EXERCISE
Each record must be retyped word for word.

Page and application data records

· · · · · · ·

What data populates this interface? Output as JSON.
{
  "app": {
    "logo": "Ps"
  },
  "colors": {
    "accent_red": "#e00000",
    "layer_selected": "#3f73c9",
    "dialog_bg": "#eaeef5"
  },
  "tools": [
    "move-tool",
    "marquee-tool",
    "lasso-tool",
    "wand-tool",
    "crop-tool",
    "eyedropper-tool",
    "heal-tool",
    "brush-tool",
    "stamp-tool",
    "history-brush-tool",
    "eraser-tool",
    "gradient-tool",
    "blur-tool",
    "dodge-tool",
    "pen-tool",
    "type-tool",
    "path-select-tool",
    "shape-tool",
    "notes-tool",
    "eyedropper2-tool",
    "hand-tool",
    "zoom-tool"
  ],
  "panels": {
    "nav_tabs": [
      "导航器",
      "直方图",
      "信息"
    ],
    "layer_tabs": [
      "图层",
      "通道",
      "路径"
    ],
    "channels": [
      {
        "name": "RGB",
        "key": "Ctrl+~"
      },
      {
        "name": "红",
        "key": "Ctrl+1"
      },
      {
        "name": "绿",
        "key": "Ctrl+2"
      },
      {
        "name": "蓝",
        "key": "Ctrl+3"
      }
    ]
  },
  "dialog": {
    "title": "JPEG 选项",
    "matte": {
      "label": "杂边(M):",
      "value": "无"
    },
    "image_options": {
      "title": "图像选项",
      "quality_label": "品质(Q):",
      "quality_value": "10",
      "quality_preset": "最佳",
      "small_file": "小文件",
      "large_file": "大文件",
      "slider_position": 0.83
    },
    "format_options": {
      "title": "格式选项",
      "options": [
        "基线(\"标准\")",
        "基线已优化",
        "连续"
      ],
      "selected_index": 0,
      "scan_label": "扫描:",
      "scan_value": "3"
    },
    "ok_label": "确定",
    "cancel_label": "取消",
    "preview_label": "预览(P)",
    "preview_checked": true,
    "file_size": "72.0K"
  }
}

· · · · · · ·

OUTPUT BELOW
What data populates this interface? Output as JSON.
{
  "app": {
    "logo": "Ps"
  },
  "colors": {
    "accent_red": "#e00000",
    "layer_selected": "#3f73c9",
    "dialog_bg": "#eaeef5"
  },
  "tools": [
    "move-tool",
    "marquee-tool",
    "lasso-tool",
    "wand-tool",
    "crop-tool",
    "eyedropper-tool",
    "heal-tool",
    "brush-tool",
    "stamp-tool",
    "history-brush-tool",
    "eraser-tool",
    "gradient-tool",
    "blur-tool",
    "dodge-tool",
    "pen-tool",
    "type-tool",
    "path-select-tool",
    "shape-tool",
    "notes-tool",
    "eyedropper2-tool",
    "hand-tool",
    "zoom-tool"
  ],
  "panels": {
    "nav_tabs": [
      "导航器",
      "直方图",
      "信息"
    ],
    "layer_tabs": [
      "图层",
      "通道",
      "路径"
    ],
    "channels": [
      {
        "name": "RGB",
        "key": "Ctrl+~"
      },
      {
        "name": "红",
        "key": "Ctrl+1"
      },
      {
        "name": "绿",
        "key": "Ctrl+2"
      },
      {
        "name": "蓝",
        "key": "Ctrl+3"
      }
    ]
  },
  "dialog": {
    "title": "JPEG 选项",
    "matte": {
      "label": "杂边(M):",
      "value": "无"
    },
    "image_options": {
      "title": "图像选项",
      "quality_label": "品质(Q):",
      "quality_value": "10",
      "quality_preset": "最佳",
      "small_file": "小文件",
      "large_file": "大文件",
      "slider_position": 0.83
    },
    "format_options": {
      "title": "格式选项",
      "options": [
        "基线(\"标准\")",
        "基线已优化",
        "连续"
      ],
      "selected_index": 0,
      "scan_label": "扫描:",
      "scan_value": "3"
    },
    "ok_label": "确定",
    "cancel_label": "取消",
    "preview_label": "预览(P)",
    "preview_checked": true,
    "file_size": "72.0K"
  }
}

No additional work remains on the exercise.